This is a walkthrough tutorial on how to get started with building a blog website using Ember-CLI. As we go along, you'll be getting your hands dirty with a real-world scenario of building a multi-page website for the fictitious travel company named Iconic Locations. This article is intended to be less high-level and more hands-on as it is meant to be followed in conjunction with the Ember.js Guides.

Prerequisites: I'm assuming you have already installed Ember-CLI on your machine along with the Chrome Ember Inspector.

If you get stuck at any point, feel free to browse my copy of the code at GitHub. For your convenience, I made a branch for each section of this article so you can jump in at any point.

Start at the Finish Line

Before we begin, let's look at a mockup of what we'll be building:

Index page:
Index page

Post page:
Post page

Here's a JSFiddle with the template HTML and CSS we'll be starting with:

What we have here is a blog page template made responsive by Bootstrap. We have an app bar, a header, an article section, and a footer that will have some dynamic controls on it. The process I have in mind here is that we'll start with this mockup and iteratively make parts of it work until we have a fully-working site. This way, we'll always have something to preview to make sure things are still working along the way.

Creating a project in Ember

Open up a terminal with node.js installed and type the following:

$ ember new iconic-locations

This instructs Ember-CLI to install a basic set of files you'll need to start your project. The part we will be doing most of the work is in the app folder. Once it's done, go to the root directory of your application.

$ cd iconic-locations

From here you can start the app.

$ ember serve

It will output something like this:

version: 0.1.12 Livereload server on port 35729 Serving on

Okay, it told us it's serving at Load that in your browser and you'll see:
Welcome to Ember.js

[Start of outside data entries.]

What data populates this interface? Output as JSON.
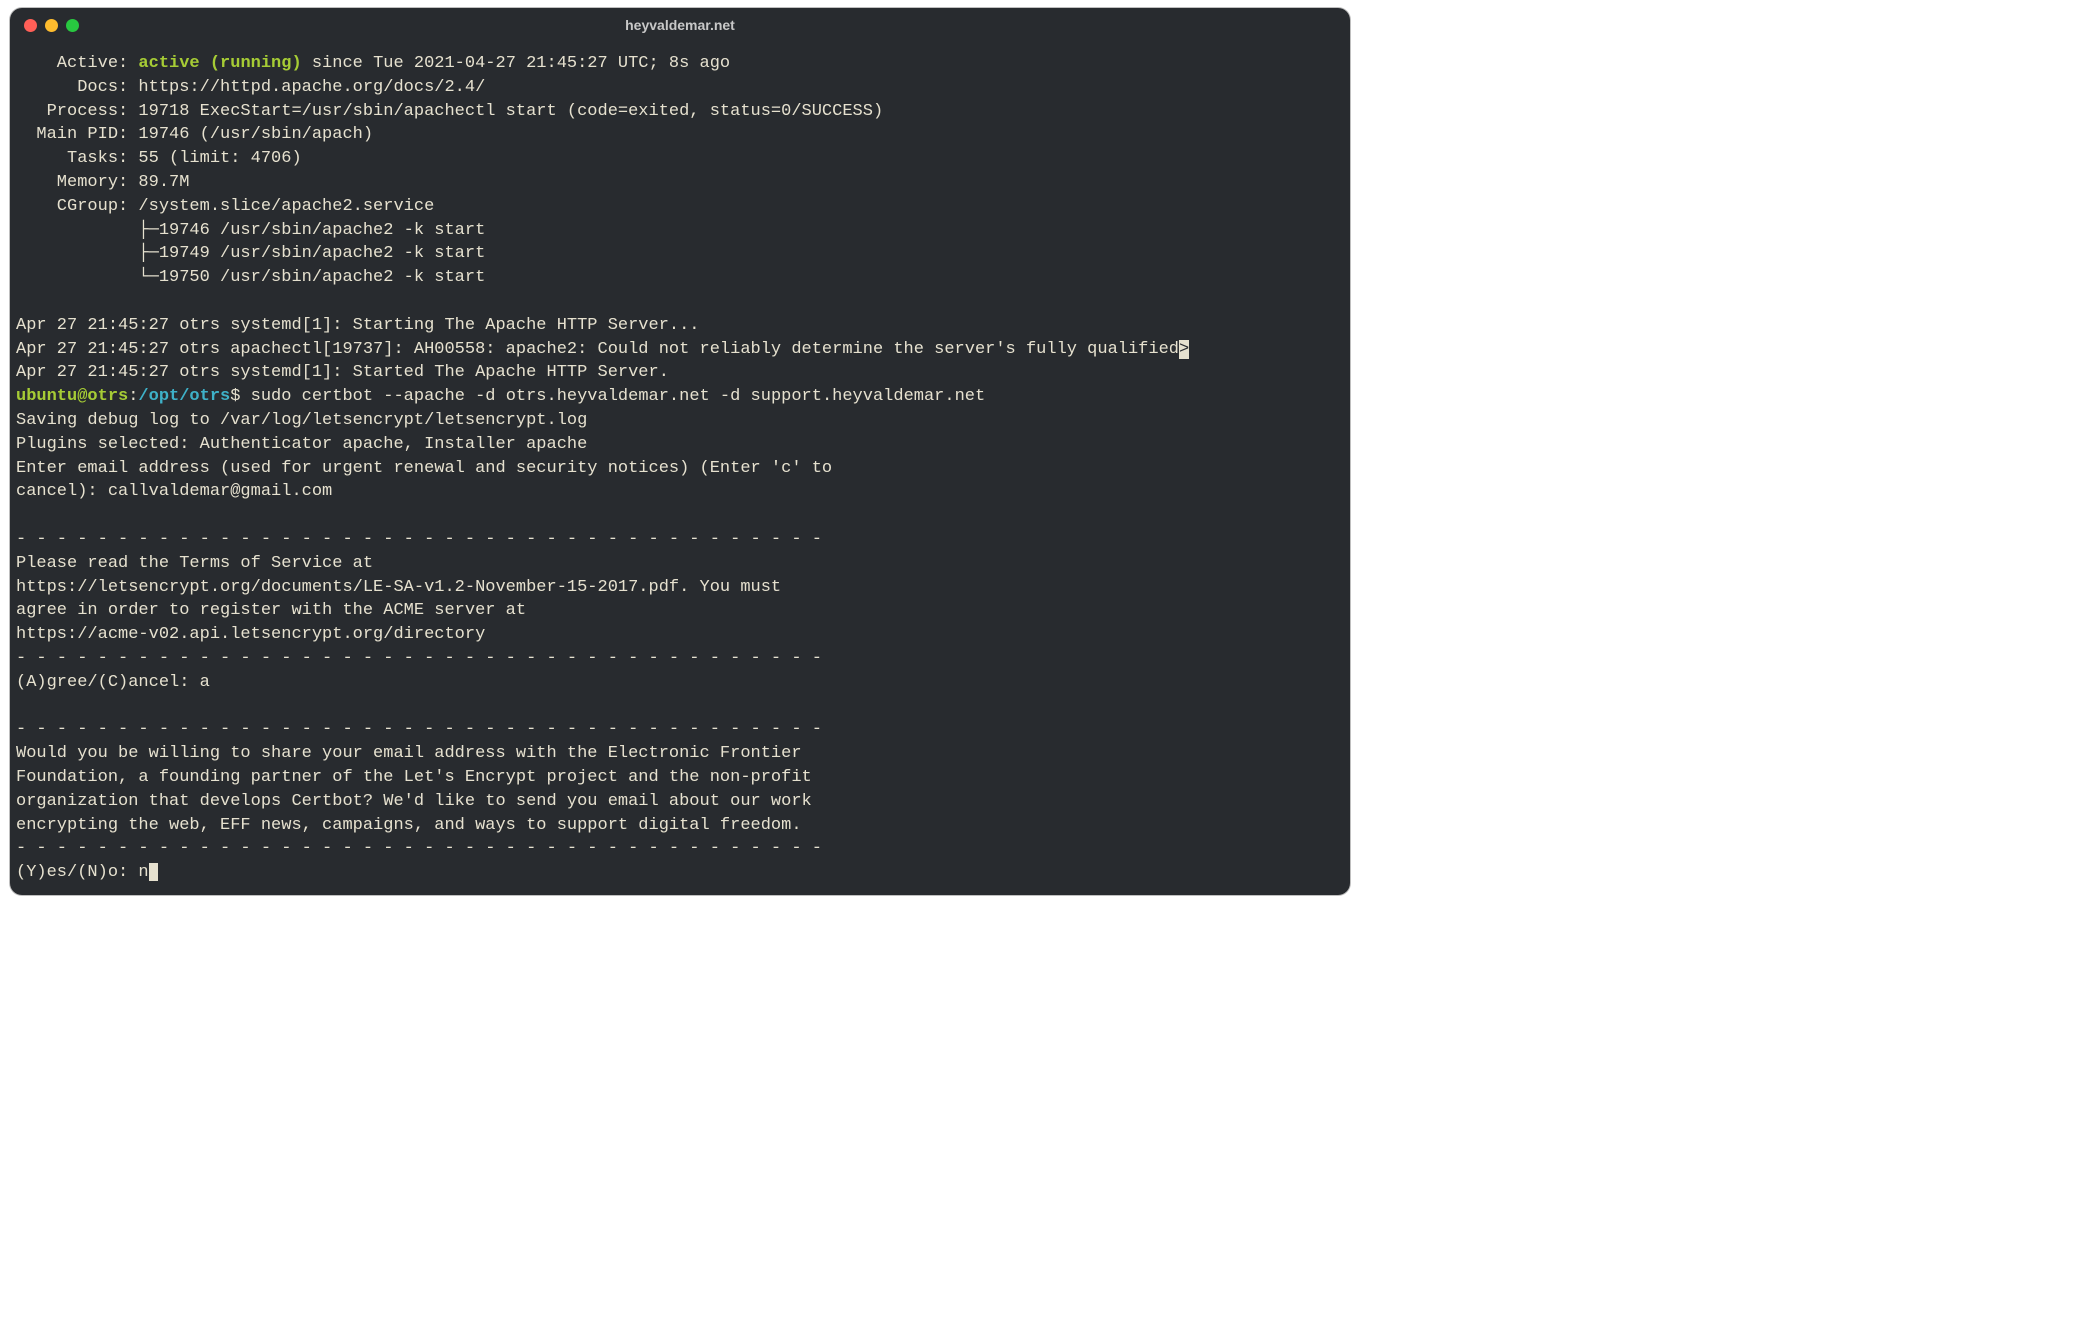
{
  "window": {
    "title": "heyvaldemar.net"
  },
  "status": {
    "activeLabel": "    Active: ",
    "activeValue": "active (running)",
    "activeSince": " since Tue 2021-04-27 21:45:27 UTC; 8s ago",
    "docs": "      Docs: https://httpd.apache.org/docs/2.4/",
    "process": "   Process: 19718 ExecStart=/usr/sbin/apachectl start (code=exited, status=0/SUCCESS)",
    "mainpid": "  Main PID: 19746 (/usr/sbin/apach)",
    "tasks": "     Tasks: 55 (limit: 4706)",
    "memory": "    Memory: 89.7M",
    "cgroup": "    CGroup: /system.slice/apache2.service",
    "cg1": "            ├─19746 /usr/sbin/apache2 -k start",
    "cg2": "            ├─19749 /usr/sbin/apache2 -k start",
    "cg3": "            └─19750 /usr/sbin/apache2 -k start"
  },
  "logs": {
    "l1": "Apr 27 21:45:27 otrs systemd[1]: Starting The Apache HTTP Server...",
    "l2a": "Apr 27 21:45:27 otrs apachectl[19737]: AH00558: apache2: Could not reliably determine the server's fully qualified",
    "l2b": ">",
    "l3": "Apr 27 21:45:27 otrs systemd[1]: Started The Apache HTTP Server."
  },
  "prompt": {
    "userhost": "ubuntu@otrs",
    "colon": ":",
    "path": "/opt/otrs",
    "dollar": "$ ",
    "cmd": "sudo certbot --apache -d otrs.heyvaldemar.net -d support.heyvaldemar.net"
  },
  "certbot": {
    "o1": "Saving debug log to /var/log/letsencrypt/letsencrypt.log",
    "o2": "Plugins selected: Authenticator apache, Installer apache",
    "o3": "Enter email address (used for urgent renewal and security notices) (Enter 'c' to",
    "o4": "cancel): callvaldemar@gmail.com",
    "dash": "- - - - - - - - - - - - - - - - - - - - - - - - - - - - - - - - - - - - - - - -",
    "tos1": "Please read the Terms of Service at",
    "tos2": "https://letsencrypt.org/documents/LE-SA-v1.2-November-15-2017.pdf. You must",
    "tos3": "agree in order to register with the ACME server at",
    "tos4": "https://acme-v02.api.letsencrypt.org/directory",
    "agree": "(A)gree/(C)ancel: a",
    "eff1": "Would you be willing to share your email address with the Electronic Frontier",
    "eff2": "Foundation, a founding partner of the Let's Encrypt project and the non-profit",
    "eff3": "organization that develops Certbot? We'd like to send you email about our work",
    "eff4": "encrypting the web, EFF news, campaigns, and ways to support digital freedom.",
    "yesno": "(Y)es/(N)o: n"
  }
}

It looks pretty plain, doesn't it? Let's add in our template next because we always want the project to look like the finished product. This will allow us to be able to turn stuff into the components, views and templates we need with minimal effort.

Add the Prototype Layout

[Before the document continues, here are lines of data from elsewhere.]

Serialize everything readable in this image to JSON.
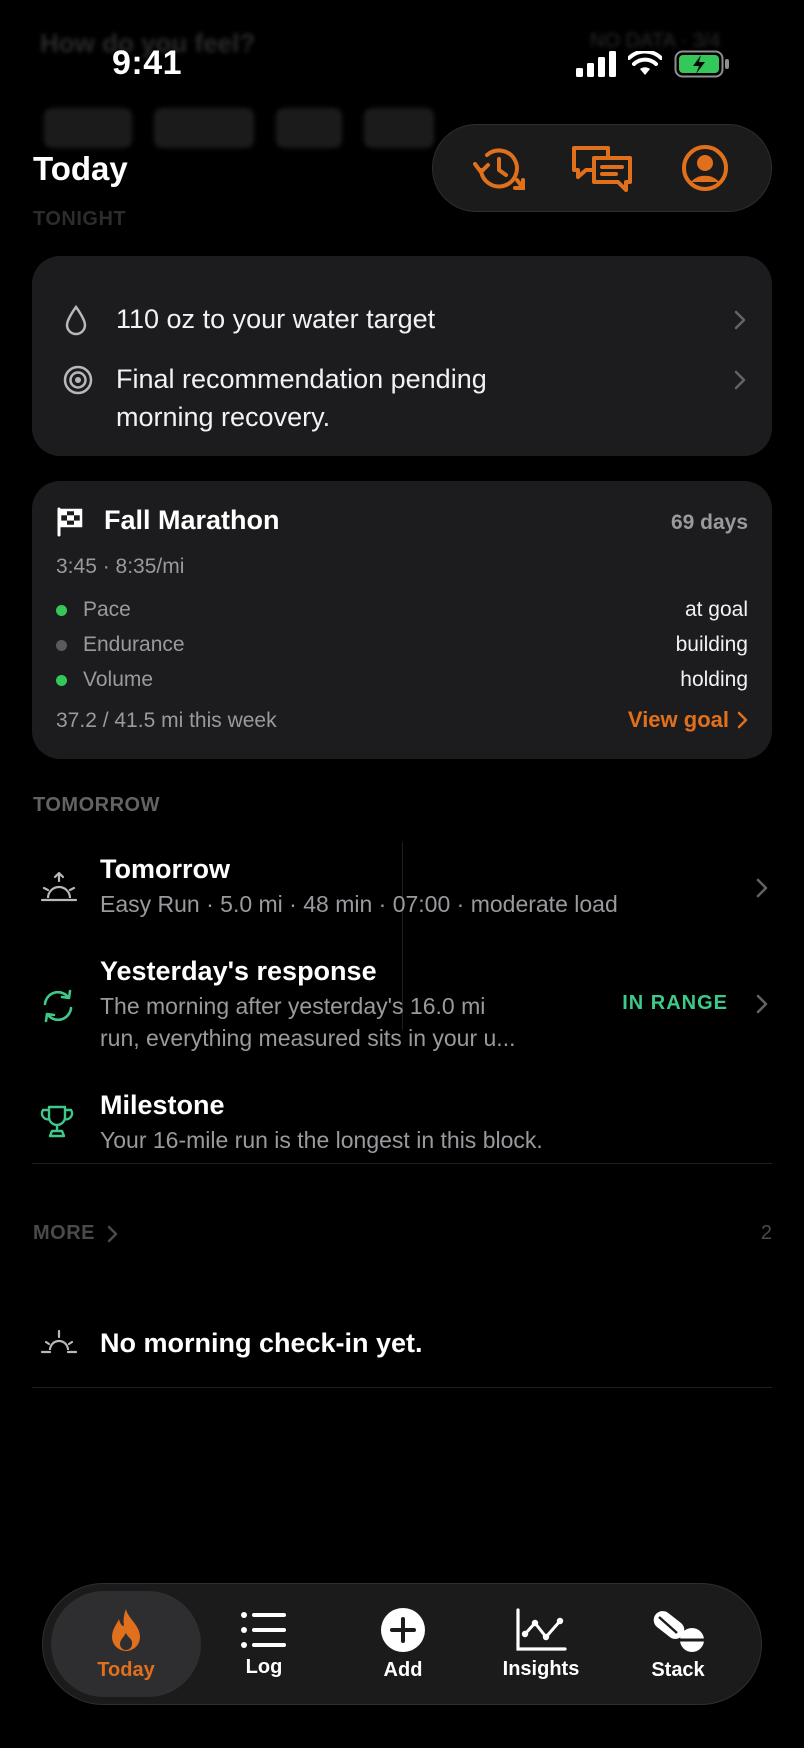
{
  "ghost": {
    "title": "How do you feel?",
    "right": "NO DATA · 3/4"
  },
  "status_bar": {
    "time": "9:41"
  },
  "header": {
    "title": "Today",
    "section_tonight": "TONIGHT"
  },
  "tonight": {
    "items": [
      {
        "icon": "droplet-icon",
        "text": "110 oz to your water target"
      },
      {
        "icon": "target-icon",
        "text_line1": "Final recommendation pending",
        "text_line2": "morning recovery."
      }
    ]
  },
  "goal": {
    "title": "Fall Marathon",
    "days": "69 days",
    "subtitle": "3:45 · 8:35/mi",
    "metrics": [
      {
        "name": "Pace",
        "value": "at goal",
        "color": "#34c759"
      },
      {
        "name": "Endurance",
        "value": "building",
        "color": "#5a5a5e"
      },
      {
        "name": "Volume",
        "value": "holding",
        "color": "#34c759"
      }
    ],
    "footer": "37.2 / 41.5 mi this week",
    "link": "View goal"
  },
  "tomorrow_section": "TOMORROW",
  "feed": [
    {
      "icon": "sunrise-icon",
      "title": "Tomorrow",
      "subtitle": "Easy Run · 5.0 mi · 48 min · 07:00 · moderate load"
    },
    {
      "icon": "refresh-icon",
      "title": "Yesterday's response",
      "subtitle_line1": "The morning after yesterday's 16.0 mi",
      "subtitle_line2": "run, everything measured sits in your u...",
      "badge": "IN RANGE"
    },
    {
      "icon": "trophy-icon",
      "title": "Milestone",
      "subtitle": "Your 16-mile run is the longest in this block."
    }
  ],
  "more": {
    "label": "MORE",
    "count": "2"
  },
  "checkin": {
    "text": "No morning check-in yet."
  },
  "tabs": [
    {
      "label": "Today",
      "icon": "flame-icon",
      "active": true
    },
    {
      "label": "Log",
      "icon": "list-icon",
      "active": false
    },
    {
      "label": "Add",
      "icon": "plus-circle-icon",
      "active": false
    },
    {
      "label": "Insights",
      "icon": "chart-icon",
      "active": false
    },
    {
      "label": "Stack",
      "icon": "pills-icon",
      "active": false
    }
  ],
  "colors": {
    "accent": "#e0701c",
    "positive": "#3ec98a",
    "card": "#1c1c1e"
  }
}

Open app/templates/application.hbs. This is a handlebars file that will contain our template. Let's start by replacing everything in this file with the contents of the HTML pane of the JSFiddle editor. (Don't worry about the {{outlet}} tag just yet, we'll add it back once we need it.) Since we're running Ember-CLI at the moment, if you save the file the browser will automatically update with your changes. We've still got a few missing styles, so let's add them next.

Open the file app/styles/app.css and copy the remaining template styles from the CSS pane of the JSFiddle editor. After the browser refreshes, it should now look like the template.

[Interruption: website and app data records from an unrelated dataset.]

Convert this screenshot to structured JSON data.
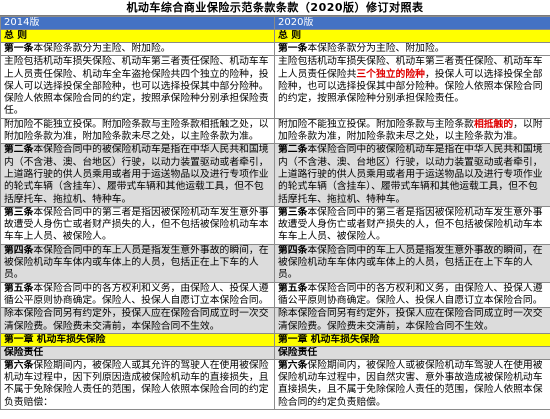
{
  "title": "机动车综合商业保险示范条款条款（2020版）修订对照表",
  "versions": {
    "left": "2014版",
    "right": "2020版"
  },
  "rows": [
    {
      "kind": "chap",
      "left": [
        {
          "t": "总 则"
        }
      ],
      "right": [
        {
          "t": "总 则"
        }
      ]
    },
    {
      "kind": "plain",
      "left": [
        {
          "t": "第一条",
          "b": true
        },
        {
          "t": "本保险条款分为主险、附加险。"
        }
      ],
      "right": [
        {
          "t": "第一条",
          "b": true
        },
        {
          "t": "本保险条款分为主险、附加险。"
        }
      ]
    },
    {
      "kind": "plain",
      "left": [
        {
          "t": "主险包括机动车损失保险、机动车第三者责任保险、机动车车上人员责任保险、机动车全车盗抢保险共四个独立的险种，投保人可以选择投保全部险种，也可以选择投保其中部分险种。保险人依照本保险合同的约定，按照承保险种分别承担保险责任。"
        }
      ],
      "right": [
        {
          "t": "主险包括机动车损失保险、机动车第三者责任保险、机动车车上人员责任保险共"
        },
        {
          "t": "三个独立的险种",
          "r": true
        },
        {
          "t": "，投保人可以选择投保全部险种，也可以选择投保其中部分险种。保险人依照本保险合同的约定，按照承保险种分别承担保险责任。"
        }
      ]
    },
    {
      "kind": "plain",
      "left": [
        {
          "t": "附加险不能独立投保。附加险条款与主险条款相抵触之处，以附加险条款为准，附加险条款未尽之处，以主险条款为准。"
        }
      ],
      "right": [
        {
          "t": "附加险不能独立投保。附加险条款与主险条款"
        },
        {
          "t": "相抵触的",
          "r": true
        },
        {
          "t": "，以附加险条款为准，附加险条款未尽之处，以主险条款为准。"
        }
      ]
    },
    {
      "kind": "gray",
      "left": [
        {
          "t": "第二条",
          "b": true
        },
        {
          "t": "本保险合同中的被保险机动车是指在中华人民共和国境内（不含港、澳、台地区）行驶，以动力装置驱动或者牵引，上道路行驶的供人员乘用或者用于运送物品以及进行专项作业的轮式车辆（含挂车）、履带式车辆和其他运载工具，但不包括摩托车、拖拉机、特种车。"
        }
      ],
      "right": [
        {
          "t": "第二条",
          "b": true
        },
        {
          "t": "本保险合同中的被保险机动车是指在中华人民共和国境内（不含港、澳、台地区）行驶，以动力装置驱动或者牵引，上道路行驶的供人员乘用或者用于运送物品以及进行专项作业的轮式车辆（含挂车）、履带式车辆和其他运载工具，但不包括摩托车、拖拉机、特种车。"
        }
      ]
    },
    {
      "kind": "plain",
      "left": [
        {
          "t": "第三条",
          "b": true
        },
        {
          "t": "本保险合同中的第三者是指因被保险机动车发生意外事故遭受人身伤亡或者财产损失的人，但不包括被保险机动车本车车上人员、被保险人。"
        }
      ],
      "right": [
        {
          "t": "第三条",
          "b": true
        },
        {
          "t": "本保险合同中的第三者是指因被保险机动车发生意外事故遭受人身伤亡或者财产损失的人，但不包括被保险机动车本车车上人员、被保险人。"
        }
      ]
    },
    {
      "kind": "gray",
      "left": [
        {
          "t": "第四条",
          "b": true
        },
        {
          "t": "本保险合同中的车上人员是指发生意外事故的瞬间，在被保险机动车车体内或车体上的人员，包括正在上下车的人员。"
        }
      ],
      "right": [
        {
          "t": "第四条",
          "b": true
        },
        {
          "t": "本保险合同中的车上人员是指发生意外事故的瞬间，在被保险机动车车体内或车体上的人员，包括正在上下车的人员。"
        }
      ]
    },
    {
      "kind": "plain",
      "left": [
        {
          "t": "第五条",
          "b": true
        },
        {
          "t": "本保险合同中的各方权利和义务，由保险人、投保人遵循公平原则协商确定。保险人、投保人自愿订立本保险合同。"
        }
      ],
      "right": [
        {
          "t": "第五条",
          "b": true
        },
        {
          "t": "本保险合同中的各方权利和义务，由保险人、投保人遵循公平原则协商确定。保险人、投保人自愿订立本保险合同。"
        }
      ]
    },
    {
      "kind": "gray",
      "left": [
        {
          "t": "除本保险合同另有约定外，投保人应在保险合同成立时一次交清保险费。保险费未交清前，本保险合同不生效。"
        }
      ],
      "right": [
        {
          "t": "除本保险合同另有约定外，投保人应在保险合同成立时一次交清保险费。保险费未交清前，本保险合同不生效。"
        }
      ]
    },
    {
      "kind": "chap",
      "left": [
        {
          "t": "第一章 机动车损失保险"
        }
      ],
      "right": [
        {
          "t": "第一章 机动车损失保险"
        }
      ]
    },
    {
      "kind": "sec",
      "left": [
        {
          "t": "保险责任"
        }
      ],
      "right": [
        {
          "t": "保险责任"
        }
      ]
    },
    {
      "kind": "plain",
      "left": [
        {
          "t": "第六条",
          "b": true
        },
        {
          "t": "保险期间内，被保险人或其允许的驾驶人在使用被保险机动车过程中，因下列原因造成被保险机动车的直接损失，且不属于免除保险人责任的范围，保险人依照本保险合同的约定负责赔偿："
        }
      ],
      "right": [
        {
          "t": "第六条",
          "b": true
        },
        {
          "t": "保险期间内，被保险人或被保险机动车驾驶人在使用被保险机动车过程中，因自然灾害、意外事故造成被保险机动车直接损失，且不属于免除保险人责任的范围，保险人依照本保险合同的约定负责赔偿。"
        }
      ]
    }
  ]
}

As a matter of tidying things up a bit, go back to the application template and move the script tags to just below the other script tags in app/index.html. Now we're ready to start converting it to an Ember app.

Adding Routes and Templates

Let's add an index route template, which will be viewable from the starting directory and will list all the recent posts. Open up a second terminal window and change its current directory to the root iconic-locations path. Now type the following:

$ ember generate route index

Now simply move the bottom section of the template from the app/templates/application.hbs into app/templates/index.hbs, replacing file's contents. The entire file should now look like this:

<div class="container foreground"> ... </div>

And at the bottom of the application.hbs file, add an {{outlet}} tag, so the template you just moved will continue to show when you are at your website's root URL.

At this point, your browser should still look like the starting template when you reload the page.

Now let's add a route for viewing an individual post. Ember.js generated a default route for the index page, so we haven't needed to add one until now. Open app/router.js and add a resource inside the router's map method, like so:

... { this.resource('post', { path: '/:post_id' }); }); ...

This adds a route named post, which will be accessible near the application's root directory at '/:post_id'. If we didn't specify a path, it would be located at /post/:post_id instead by default.

Since we don't want to display the full article text and header on every page, we should move those blocks into a separate template. In your terminal, type the following:

$ ember generate route post

This created a few files, one of them located at app/templates/post. Go back to app/templates/application.hbs and replace everything below the <div id="navbar"> section with an {{outlet}} tag, while replacing the contents of the app/templates/post.hbs file with the contents you removed.

To recap, your application template should now look like this:

<div id="navbar" class="navbar navbar-default navbar-page-title"> ... </div> {{outlet}}